▶ Supplied material
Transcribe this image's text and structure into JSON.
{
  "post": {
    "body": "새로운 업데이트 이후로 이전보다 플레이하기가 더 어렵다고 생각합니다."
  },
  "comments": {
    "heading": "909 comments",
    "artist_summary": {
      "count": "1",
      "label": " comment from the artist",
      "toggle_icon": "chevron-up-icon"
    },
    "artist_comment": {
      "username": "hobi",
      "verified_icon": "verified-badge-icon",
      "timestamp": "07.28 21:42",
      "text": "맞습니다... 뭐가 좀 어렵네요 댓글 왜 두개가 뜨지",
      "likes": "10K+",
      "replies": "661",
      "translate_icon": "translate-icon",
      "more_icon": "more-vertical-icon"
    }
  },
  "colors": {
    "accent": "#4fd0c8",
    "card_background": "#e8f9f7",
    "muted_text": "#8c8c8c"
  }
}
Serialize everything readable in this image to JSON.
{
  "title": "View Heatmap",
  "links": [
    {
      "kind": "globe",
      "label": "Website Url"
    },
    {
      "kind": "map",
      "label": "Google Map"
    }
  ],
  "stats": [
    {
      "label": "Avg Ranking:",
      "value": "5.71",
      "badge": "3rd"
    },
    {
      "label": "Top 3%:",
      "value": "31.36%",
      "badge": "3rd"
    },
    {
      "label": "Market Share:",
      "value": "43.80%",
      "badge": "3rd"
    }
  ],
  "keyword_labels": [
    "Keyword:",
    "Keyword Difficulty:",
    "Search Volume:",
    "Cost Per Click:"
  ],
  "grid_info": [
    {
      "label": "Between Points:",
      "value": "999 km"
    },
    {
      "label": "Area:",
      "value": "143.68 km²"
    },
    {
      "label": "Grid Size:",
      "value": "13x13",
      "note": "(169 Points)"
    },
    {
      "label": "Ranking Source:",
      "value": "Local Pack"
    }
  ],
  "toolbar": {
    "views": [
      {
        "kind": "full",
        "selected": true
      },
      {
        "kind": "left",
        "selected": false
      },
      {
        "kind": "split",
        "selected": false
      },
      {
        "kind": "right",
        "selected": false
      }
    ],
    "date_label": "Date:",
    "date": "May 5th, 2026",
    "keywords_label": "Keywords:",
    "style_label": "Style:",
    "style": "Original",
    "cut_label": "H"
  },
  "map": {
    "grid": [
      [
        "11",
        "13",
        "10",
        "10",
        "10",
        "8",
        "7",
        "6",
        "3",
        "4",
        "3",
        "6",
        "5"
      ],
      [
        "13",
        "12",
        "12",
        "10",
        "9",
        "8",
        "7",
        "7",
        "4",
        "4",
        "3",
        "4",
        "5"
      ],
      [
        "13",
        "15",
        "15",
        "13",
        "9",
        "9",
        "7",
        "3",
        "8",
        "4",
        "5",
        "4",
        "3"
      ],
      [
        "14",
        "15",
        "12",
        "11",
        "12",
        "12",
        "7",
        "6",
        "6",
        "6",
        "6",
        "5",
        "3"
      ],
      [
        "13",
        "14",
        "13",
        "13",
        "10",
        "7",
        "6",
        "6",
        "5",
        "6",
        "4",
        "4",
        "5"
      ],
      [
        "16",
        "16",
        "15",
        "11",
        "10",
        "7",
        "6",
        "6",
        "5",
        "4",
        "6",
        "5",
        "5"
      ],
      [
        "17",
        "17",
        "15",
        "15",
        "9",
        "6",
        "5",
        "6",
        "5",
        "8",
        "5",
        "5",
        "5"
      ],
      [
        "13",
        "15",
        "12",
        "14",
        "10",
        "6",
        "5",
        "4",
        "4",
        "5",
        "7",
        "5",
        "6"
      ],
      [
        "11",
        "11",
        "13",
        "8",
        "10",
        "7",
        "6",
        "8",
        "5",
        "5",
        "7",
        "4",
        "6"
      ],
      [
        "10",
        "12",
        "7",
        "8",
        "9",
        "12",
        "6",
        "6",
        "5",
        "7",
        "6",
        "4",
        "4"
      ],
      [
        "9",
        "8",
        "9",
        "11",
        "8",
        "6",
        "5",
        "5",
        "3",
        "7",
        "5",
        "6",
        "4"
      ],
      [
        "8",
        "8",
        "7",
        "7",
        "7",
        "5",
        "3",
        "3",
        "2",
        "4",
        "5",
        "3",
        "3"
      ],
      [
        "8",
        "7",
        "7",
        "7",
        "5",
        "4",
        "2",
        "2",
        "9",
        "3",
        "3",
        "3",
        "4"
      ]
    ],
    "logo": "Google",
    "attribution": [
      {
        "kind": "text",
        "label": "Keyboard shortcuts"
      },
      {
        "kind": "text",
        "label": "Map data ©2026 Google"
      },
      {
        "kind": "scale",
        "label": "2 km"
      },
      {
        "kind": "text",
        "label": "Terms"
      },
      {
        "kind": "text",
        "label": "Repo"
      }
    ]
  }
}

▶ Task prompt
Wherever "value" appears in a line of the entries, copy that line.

▶ Solution below
      "value": "5.71",
      "value": "31.36%",
      "value": "43.80%",
      "value": "999 km"
      "value": "143.68 km²"
      "value": "13x13",
      "value": "Local Pack"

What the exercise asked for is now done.